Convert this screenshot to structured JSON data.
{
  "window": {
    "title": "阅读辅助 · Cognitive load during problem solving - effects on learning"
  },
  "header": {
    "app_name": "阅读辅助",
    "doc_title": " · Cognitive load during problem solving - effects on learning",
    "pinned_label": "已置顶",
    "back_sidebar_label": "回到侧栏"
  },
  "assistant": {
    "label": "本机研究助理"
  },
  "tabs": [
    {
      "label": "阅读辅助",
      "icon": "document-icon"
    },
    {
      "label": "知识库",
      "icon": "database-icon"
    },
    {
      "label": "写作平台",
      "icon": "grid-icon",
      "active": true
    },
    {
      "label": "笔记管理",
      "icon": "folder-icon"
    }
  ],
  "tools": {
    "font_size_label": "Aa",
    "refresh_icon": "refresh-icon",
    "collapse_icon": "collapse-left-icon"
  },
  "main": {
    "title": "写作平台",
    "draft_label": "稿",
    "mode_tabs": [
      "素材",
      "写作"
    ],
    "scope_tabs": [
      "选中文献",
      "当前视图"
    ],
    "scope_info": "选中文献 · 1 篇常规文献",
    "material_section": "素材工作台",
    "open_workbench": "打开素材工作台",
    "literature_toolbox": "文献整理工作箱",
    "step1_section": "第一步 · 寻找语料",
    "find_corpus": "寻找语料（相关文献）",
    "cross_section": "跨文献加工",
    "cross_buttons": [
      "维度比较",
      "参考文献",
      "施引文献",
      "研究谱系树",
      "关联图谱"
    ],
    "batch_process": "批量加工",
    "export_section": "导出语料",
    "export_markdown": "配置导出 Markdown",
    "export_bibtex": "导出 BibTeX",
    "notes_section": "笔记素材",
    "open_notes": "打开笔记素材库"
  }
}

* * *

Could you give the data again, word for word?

- **EXPECTED ANSWER**:
Convert this screenshot to structured JSON data.
{
  "window": {
    "title": "阅读辅助 · Cognitive load during problem solving - effects on learning"
  },
  "header": {
    "app_name": "阅读辅助",
    "doc_title": " · Cognitive load during problem solving - effects on learning",
    "pinned_label": "已置顶",
    "back_sidebar_label": "回到侧栏"
  },
  "assistant": {
    "label": "本机研究助理"
  },
  "tabs": [
    {
      "label": "阅读辅助",
      "icon": "document-icon"
    },
    {
      "label": "知识库",
      "icon": "database-icon"
    },
    {
      "label": "写作平台",
      "icon": "grid-icon",
      "active": true
    },
    {
      "label": "笔记管理",
      "icon": "folder-icon"
    }
  ],
  "tools": {
    "font_size_label": "Aa",
    "refresh_icon": "refresh-icon",
    "collapse_icon": "collapse-left-icon"
  },
  "main": {
    "title": "写作平台",
    "draft_label": "稿",
    "mode_tabs": [
      "素材",
      "写作"
    ],
    "scope_tabs": [
      "选中文献",
      "当前视图"
    ],
    "scope_info": "选中文献 · 1 篇常规文献",
    "material_section": "素材工作台",
    "open_workbench": "打开素材工作台",
    "literature_toolbox": "文献整理工作箱",
    "step1_section": "第一步 · 寻找语料",
    "find_corpus": "寻找语料（相关文献）",
    "cross_section": "跨文献加工",
    "cross_buttons": [
      "维度比较",
      "参考文献",
      "施引文献",
      "研究谱系树",
      "关联图谱"
    ],
    "batch_process": "批量加工",
    "export_section": "导出语料",
    "export_markdown": "配置导出 Markdown",
    "export_bibtex": "导出 BibTeX",
    "notes_section": "笔记素材",
    "open_notes": "打开笔记素材库"
  }
}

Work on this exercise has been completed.